:: Directions for this task ::
Which lines in the records below contain the word "Motorrad"? Copy each of them.

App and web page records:
________________________
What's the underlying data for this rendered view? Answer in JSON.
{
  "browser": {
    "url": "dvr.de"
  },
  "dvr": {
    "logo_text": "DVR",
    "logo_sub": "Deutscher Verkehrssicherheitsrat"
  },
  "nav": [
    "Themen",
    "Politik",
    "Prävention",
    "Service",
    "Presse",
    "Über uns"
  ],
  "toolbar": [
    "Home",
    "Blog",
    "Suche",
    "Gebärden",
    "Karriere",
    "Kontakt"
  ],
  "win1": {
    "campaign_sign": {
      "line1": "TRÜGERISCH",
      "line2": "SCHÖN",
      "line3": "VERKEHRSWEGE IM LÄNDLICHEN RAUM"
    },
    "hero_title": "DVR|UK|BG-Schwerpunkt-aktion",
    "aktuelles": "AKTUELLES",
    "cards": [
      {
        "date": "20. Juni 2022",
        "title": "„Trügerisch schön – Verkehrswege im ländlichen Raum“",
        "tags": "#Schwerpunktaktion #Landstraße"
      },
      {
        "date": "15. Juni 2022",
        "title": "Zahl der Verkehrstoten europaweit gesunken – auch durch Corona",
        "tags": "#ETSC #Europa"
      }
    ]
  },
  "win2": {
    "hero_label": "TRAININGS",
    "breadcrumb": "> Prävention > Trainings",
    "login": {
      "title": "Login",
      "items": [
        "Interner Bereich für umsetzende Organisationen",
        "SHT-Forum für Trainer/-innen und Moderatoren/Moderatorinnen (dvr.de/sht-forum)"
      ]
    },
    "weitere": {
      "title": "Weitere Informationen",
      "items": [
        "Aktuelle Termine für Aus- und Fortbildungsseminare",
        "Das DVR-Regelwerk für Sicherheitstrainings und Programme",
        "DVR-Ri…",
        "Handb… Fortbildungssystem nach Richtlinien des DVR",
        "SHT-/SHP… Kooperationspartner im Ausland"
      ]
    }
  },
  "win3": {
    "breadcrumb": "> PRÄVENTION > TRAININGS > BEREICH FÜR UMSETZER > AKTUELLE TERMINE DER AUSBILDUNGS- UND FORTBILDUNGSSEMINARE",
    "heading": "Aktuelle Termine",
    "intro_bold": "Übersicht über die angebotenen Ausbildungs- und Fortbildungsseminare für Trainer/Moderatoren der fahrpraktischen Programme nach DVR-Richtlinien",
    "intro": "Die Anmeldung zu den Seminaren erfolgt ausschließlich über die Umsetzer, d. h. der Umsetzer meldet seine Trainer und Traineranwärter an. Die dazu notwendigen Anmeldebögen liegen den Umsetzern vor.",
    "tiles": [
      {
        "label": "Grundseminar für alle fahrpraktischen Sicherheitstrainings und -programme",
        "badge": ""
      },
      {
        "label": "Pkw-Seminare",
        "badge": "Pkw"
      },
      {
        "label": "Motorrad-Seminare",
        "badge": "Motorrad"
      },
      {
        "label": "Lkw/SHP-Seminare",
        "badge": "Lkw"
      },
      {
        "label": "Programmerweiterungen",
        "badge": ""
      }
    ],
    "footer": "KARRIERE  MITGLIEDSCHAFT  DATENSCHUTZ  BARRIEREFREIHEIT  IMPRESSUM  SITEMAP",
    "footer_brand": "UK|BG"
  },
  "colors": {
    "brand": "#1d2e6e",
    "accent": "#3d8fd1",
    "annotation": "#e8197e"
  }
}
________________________
:: Answer ::
        "label": "Motorrad-Seminare",
        "badge": "Motorrad"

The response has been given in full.